MILTON, England Intel Corp. (Santa Clara, Calif.) and Cisco Systems Inc. (San Jose, Calif.) have each invested about $10 million for minority stakes in Bookham Technology Ltd., a pioneer in the use of silicon for the fabrication of optical and opto-electronic components. Intel and Cisco are each thought to have received a little over 5 percent of Bookham in return for their investments.
Bookham has developed a technology called ASOC, an approach analogous to the design and manufacture of electronic ASICs, which can be used to form optical circuits on silicon chips. The company has been manufacturing optical ICs at a purpose-built wafer fab here since May.

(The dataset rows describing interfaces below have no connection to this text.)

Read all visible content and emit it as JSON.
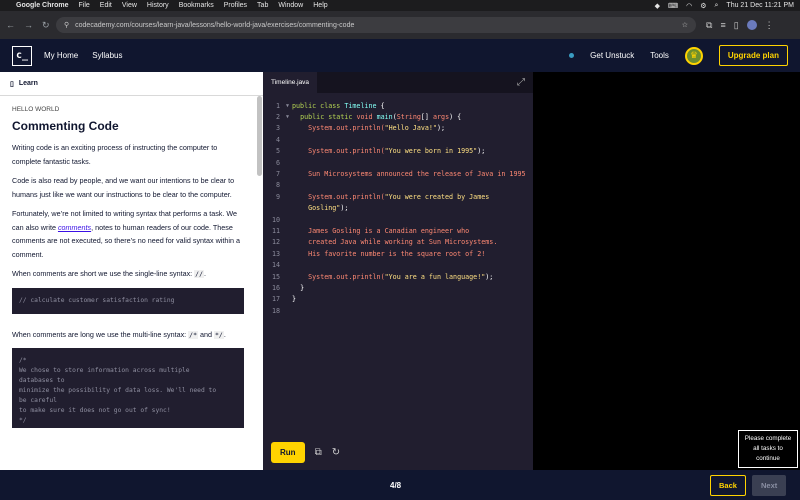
{
  "mac": {
    "apple": "",
    "app": "Google Chrome",
    "menus": [
      "File",
      "Edit",
      "View",
      "History",
      "Bookmarks",
      "Profiles",
      "Tab",
      "Window",
      "Help"
    ],
    "datetime": "Thu 21 Dec  11:21 PM"
  },
  "browser": {
    "url": "codecademy.com/courses/learn-java/lessons/hello-world-java/exercises/commenting-code"
  },
  "header": {
    "logo": "c_",
    "my_home": "My Home",
    "syllabus": "Syllabus",
    "get_unstuck": "Get Unstuck",
    "tools": "Tools",
    "upgrade": "Upgrade plan"
  },
  "learn": {
    "tab": "Learn",
    "kicker": "HELLO WORLD",
    "title": "Commenting Code",
    "p1": "Writing code is an exciting process of instructing the computer to complete fantastic tasks.",
    "p2": "Code is also read by people, and we want our intentions to be clear to humans just like we want our instructions to be clear to the computer.",
    "p3a": "Fortunately, we’re not limited to writing syntax that performs a task. We can also write ",
    "p3link": "comments",
    "p3b": ", notes to human readers of our code. These comments are not executed, so there’s no need for valid syntax within a comment.",
    "p4a": "When comments are short we use the single-line syntax: ",
    "p4code": "//",
    "p4b": ".",
    "code1": "// calculate customer satisfaction rating",
    "p5a": "When comments are long we use the multi-line syntax: ",
    "p5code1": "/*",
    "p5mid": " and ",
    "p5code2": "*/",
    "p5b": ".",
    "code2": "/*\nWe chose to store information across multiple\ndatabases to\nminimize the possibility of data loss. We'll need to\nbe careful\nto make sure it does not go out of sync!\n*/"
  },
  "editor": {
    "filename": "Timeline.java",
    "run": "Run",
    "line_numbers": [
      "1",
      "2",
      "3",
      "4",
      "5",
      "6",
      "7",
      "8",
      "9",
      "",
      "10",
      "11",
      "12",
      "13",
      "14",
      "15",
      "16",
      "17",
      "18"
    ],
    "l1_kw": "public class ",
    "l1_cls": "Timeline",
    "l1_end": " {",
    "l2_kw": "public static ",
    "l2_void": "void ",
    "l2_main": "main",
    "l2_p1": "(",
    "l2_type": "String",
    "l2_p2": "[] ",
    "l2_args": "args",
    "l2_end": ") {",
    "l3_a": "System.out.println(",
    "l3_s": "\"Hello Java!\"",
    "l3_b": ");",
    "l5_a": "System.out.println(",
    "l5_s": "\"You were born in 1995\"",
    "l5_b": ");",
    "l7": "Sun Microsystems announced the release of Java in 1995",
    "l9_a": "System.out.println(",
    "l9_s": "\"You were created by James",
    "l9_cont_s": "Gosling\"",
    "l9_cont_b": ");",
    "l11": "James Gosling is a Canadian engineer who",
    "l12": "created Java while working at Sun Microsystems.",
    "l13": "His favorite number is the square root of 2!",
    "l15_a": "System.out.println(",
    "l15_s": "\"You are a fun language!\"",
    "l15_b": ");",
    "l16": "}",
    "l17": "}"
  },
  "footer": {
    "progress": "4/8",
    "back": "Back",
    "next": "Next",
    "tooltip": "Please complete all tasks to continue"
  }
}
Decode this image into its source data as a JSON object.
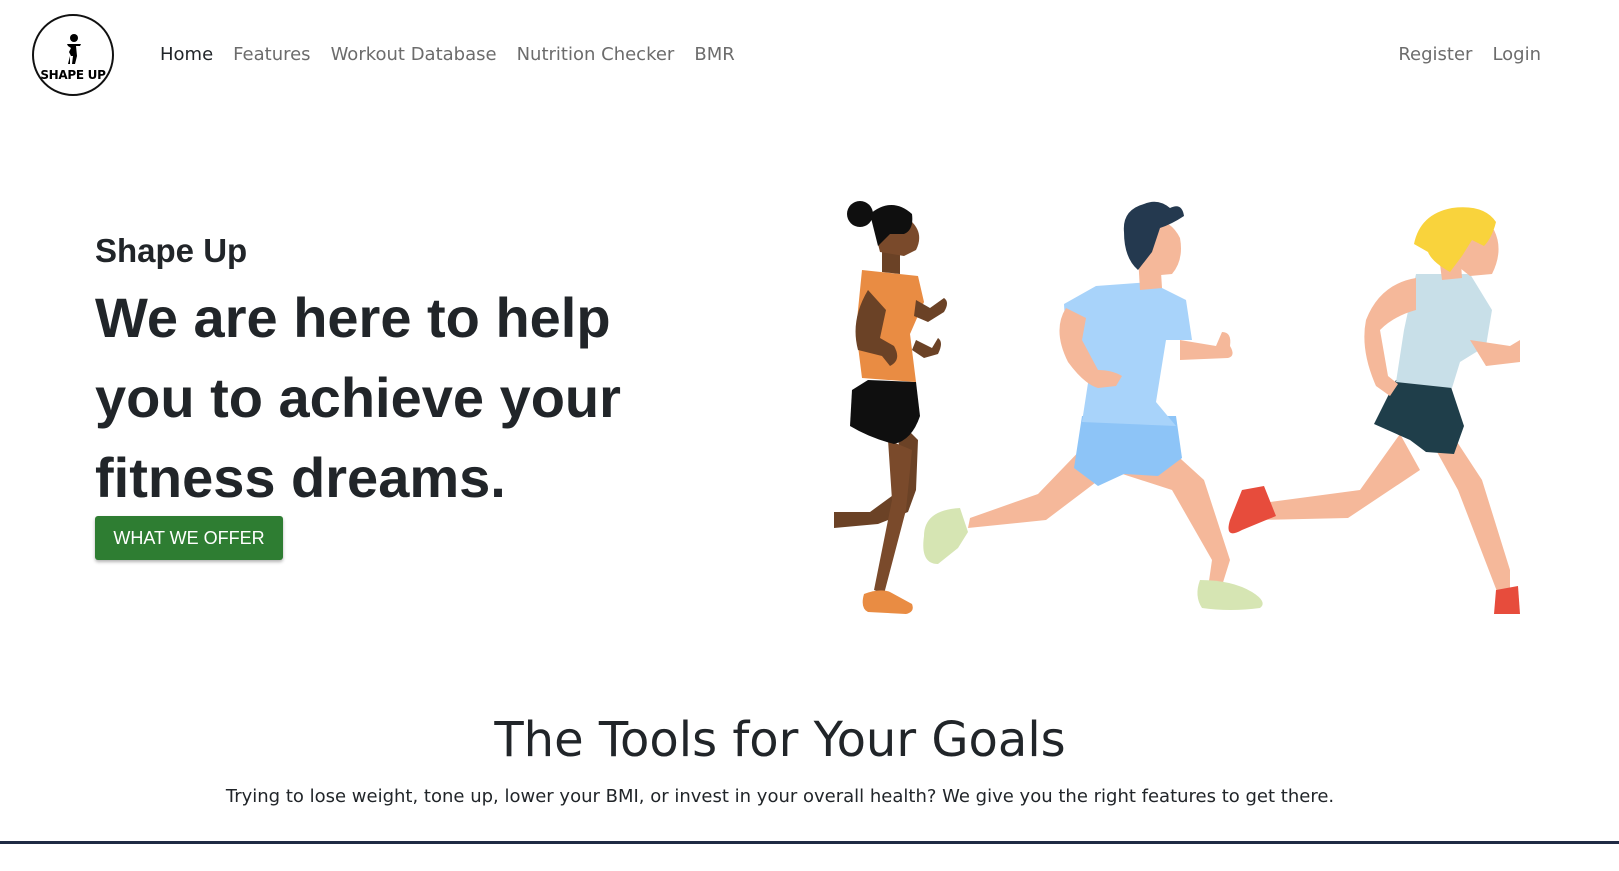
{
  "brand": {
    "logo_text": "SHAPE UP"
  },
  "nav": {
    "links": [
      {
        "label": "Home",
        "active": true
      },
      {
        "label": "Features"
      },
      {
        "label": "Workout Database"
      },
      {
        "label": "Nutrition Checker"
      },
      {
        "label": "BMR"
      }
    ],
    "right": [
      {
        "label": "Register"
      },
      {
        "label": "Login"
      }
    ]
  },
  "hero": {
    "subtitle": "Shape Up",
    "title": "We are here to help you to achieve your fitness dreams.",
    "cta_label": "WHAT WE OFFER",
    "illustration_icon": "runners-illustration"
  },
  "features_section": {
    "title": "The Tools for Your Goals",
    "text": "Trying to lose weight, tone up, lower your BMI, or invest in your overall health? We give you the right features to get there."
  },
  "colors": {
    "cta_background": "#2e7d32",
    "nav_inactive": "#6c6c6c",
    "text": "#212529"
  }
}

"This investment from Intel reinforces our belief that ASOC is the future of optical networking," said Andrew Rickman, president and chief executive officer of Bookham (Milton, England). "At a time when the semiconductor industry is experiencing significant set-backs, it is reassuring to see that major players like Intel and Cisco see a bright future for Bookham Technology.
"Last year we raised about the same amount from numerous sources to help build our manufacturing capability," Rickman said. "This further $20 million will speed the introduction of products to be made in the factory."
At present Bookham is manufacturing optical components for use in access networks and in dense wavelength division multiplexing. Rickman said new product introductions would be in the same area but offering greater integration.
Rickman said there were no particular product plans with Intel or Cisco that he could discuss.
"Our general strategy is that photonics will merge with mainstream electronics. There's already great demand for opto in the backplanes of equipment such as routers and switches. In the longer term the concept of photonics and electronics merged on the chip is something we firmly believe in."
He also said, "The investment makes sense for Intel as the more use of the Internet is encouraged the more computers will be sold."
He added, "Cisco has a very public strategy on optical networks. They are saying that if you can deliver enough bandwidth you can bypass a lot of ATM and Sonet stuff and deliver Internet Protocol over fiber."